━━━━━ DATA UNDER STUDY

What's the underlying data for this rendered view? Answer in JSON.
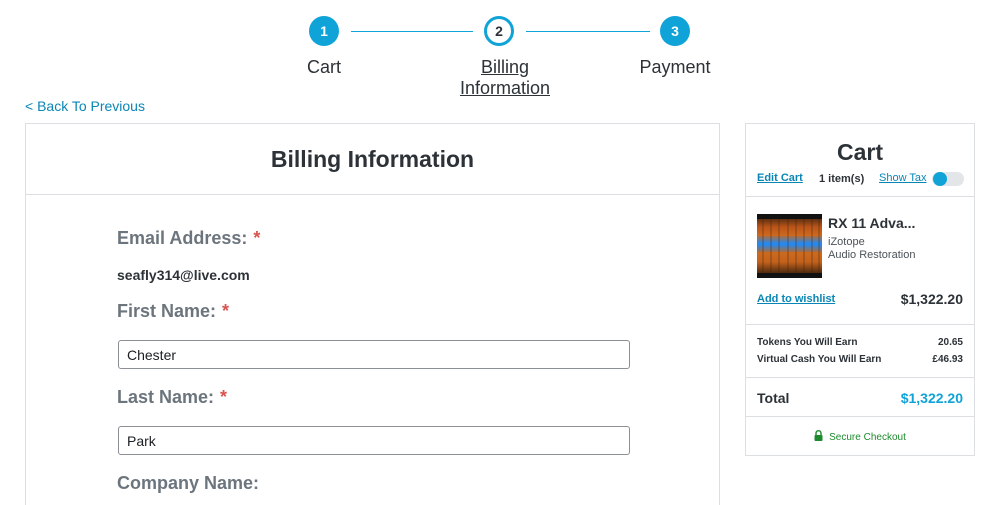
{
  "stepper": {
    "steps": [
      {
        "number": "1",
        "label": "Cart"
      },
      {
        "number": "2",
        "label_line1": "Billing",
        "label_line2": "Information"
      },
      {
        "number": "3",
        "label": "Payment"
      }
    ],
    "active_step": 2
  },
  "back_link": "< Back To Previous",
  "billing": {
    "title": "Billing Information",
    "email_label": "Email Address:",
    "email_value": "seafly314@live.com",
    "first_name_label": "First Name:",
    "first_name_value": "Chester",
    "last_name_label": "Last Name:",
    "last_name_value": "Park",
    "company_label": "Company Name:",
    "required_mark": "*"
  },
  "cart": {
    "title": "Cart",
    "edit_cart": "Edit Cart",
    "item_count": "1 item(s)",
    "show_tax": "Show Tax",
    "product": {
      "name": "RX 11 Adva...",
      "brand": "iZotope",
      "category": "Audio Restoration",
      "price": "$1,322.20"
    },
    "add_to_wishlist": "Add to wishlist",
    "tokens_label": "Tokens You Will Earn",
    "tokens_value": "20.65",
    "virtual_cash_label": "Virtual Cash You Will Earn",
    "virtual_cash_value": "£46.93",
    "total_label": "Total",
    "total_value": "$1,322.20",
    "secure_checkout": "Secure Checkout"
  },
  "colors": {
    "accent": "#0fa3d8",
    "link": "#0a86b5",
    "required": "#d9534f",
    "secure": "#1e8a2e",
    "label_gray": "#6c757d"
  }
}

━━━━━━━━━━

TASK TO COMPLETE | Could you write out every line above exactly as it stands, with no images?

FINISHED TASK |
What's the underlying data for this rendered view? Answer in JSON.
{
  "stepper": {
    "steps": [
      {
        "number": "1",
        "label": "Cart"
      },
      {
        "number": "2",
        "label_line1": "Billing",
        "label_line2": "Information"
      },
      {
        "number": "3",
        "label": "Payment"
      }
    ],
    "active_step": 2
  },
  "back_link": "< Back To Previous",
  "billing": {
    "title": "Billing Information",
    "email_label": "Email Address:",
    "email_value": "seafly314@live.com",
    "first_name_label": "First Name:",
    "first_name_value": "Chester",
    "last_name_label": "Last Name:",
    "last_name_value": "Park",
    "company_label": "Company Name:",
    "required_mark": "*"
  },
  "cart": {
    "title": "Cart",
    "edit_cart": "Edit Cart",
    "item_count": "1 item(s)",
    "show_tax": "Show Tax",
    "product": {
      "name": "RX 11 Adva...",
      "brand": "iZotope",
      "category": "Audio Restoration",
      "price": "$1,322.20"
    },
    "add_to_wishlist": "Add to wishlist",
    "tokens_label": "Tokens You Will Earn",
    "tokens_value": "20.65",
    "virtual_cash_label": "Virtual Cash You Will Earn",
    "virtual_cash_value": "£46.93",
    "total_label": "Total",
    "total_value": "$1,322.20",
    "secure_checkout": "Secure Checkout"
  },
  "colors": {
    "accent": "#0fa3d8",
    "link": "#0a86b5",
    "required": "#d9534f",
    "secure": "#1e8a2e",
    "label_gray": "#6c757d"
  }
}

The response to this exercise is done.